[ Image: Religious Diversity News icon ]

Religious Diversity News: Top Headlines

Teenager Takes on School Prayer, Following Activist Father 
into Battle

Atheist activist and Illinois high school student, Dawn Sherman, is challenging a state law that requires a period of silence at the start of the school day.

Ads Ask Candidates to Guard Religious Freedom
Americans United for Separation of Church and State and the Interfaith Alliance Foundation are spearheading a project encouraging voters to ask presidential candidates to protect the religious freedoms of Americans.

Boston Police and Sikh American Community Achieve Landmark Partnership
Over 3,000 members of the Boston Police Department received training on Sikh religious practices by the Sikh American Legal Defense and Education Fund this year.

New Center Offers Sense of Belonging
After meeting in civic centers and schools since 1999, the Chinmaya Mission of Chicago, a branch of the international organization dedicated to the spread of Advaita Vedanta founded by Swami Chinmayananda, recently opened a center in Lake County.

Religion-Based Employee Groups Enhance Culture of Inclusion
Leaders of the Muslim Employees Initiative and the Christian Values Initiative at Texas Instruments discuss the benefits of a diverse workplace.

International News: Top Headlines

Sikhcess™ Announces Launch of Sikh Community’s Global ‘Feed the Homeless’ Campaign in March 2008
A Sikh community service organization plans to feed homeless in Canada, the United States, Great Britain, Singapore, Malaysia, and Australia.

Buddhist Abbot is Face Behind Ask a Monk Online Service

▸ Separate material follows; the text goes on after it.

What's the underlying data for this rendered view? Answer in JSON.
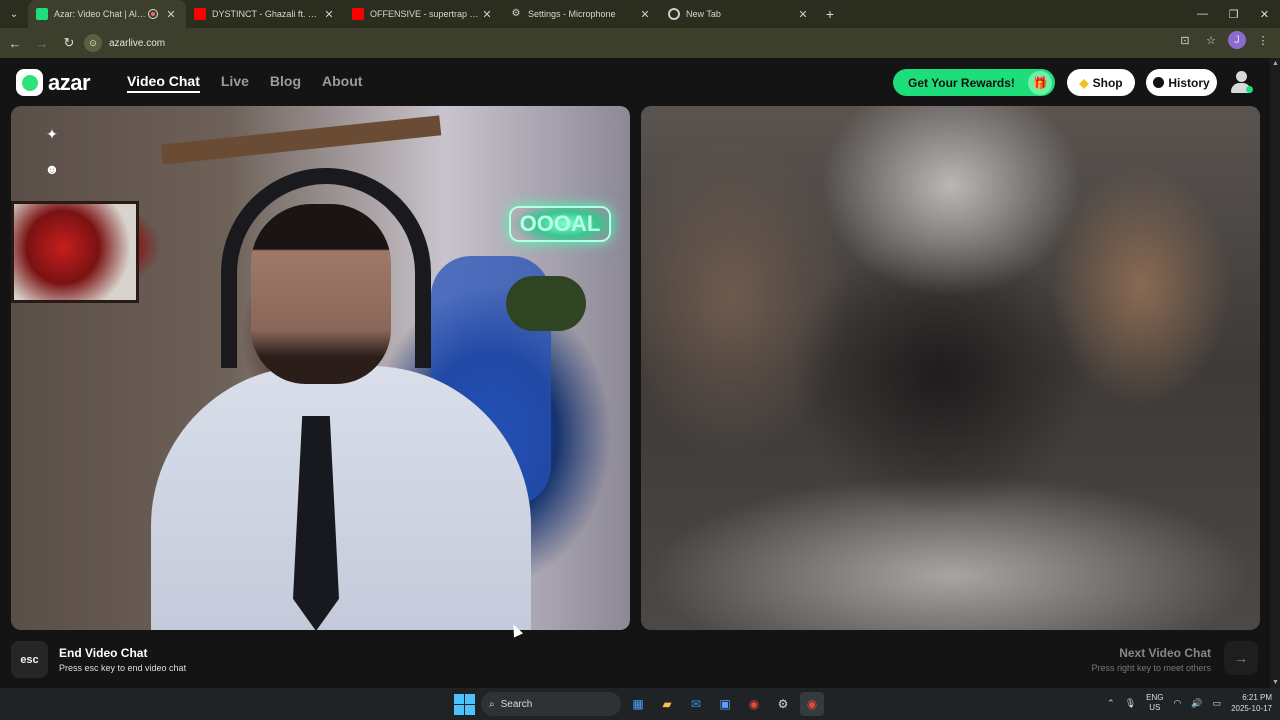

Ven. Shih Ying-Fa, abbot of the Zen Center of Cleveland, is the founder of “Ask a Monk,” an international online information service for anyone who is interested in Buddhism.

Vatican, Muslims Plan ‘Historic’ Meeting
In response to an open letter from Muslim scholars around the world, Vatican officials announced a spring meeting in Rome between Catholic and Muslim representatives.

Bonds of War
After being assigned to work as a translator in his native Iraq for US Marine Lieutenant Seth Moulton, Mohammed Harba and Moulton have formed a lasting friendship that brought Harba to the US and, in 2006, to the Pluralism Project as a summer intern.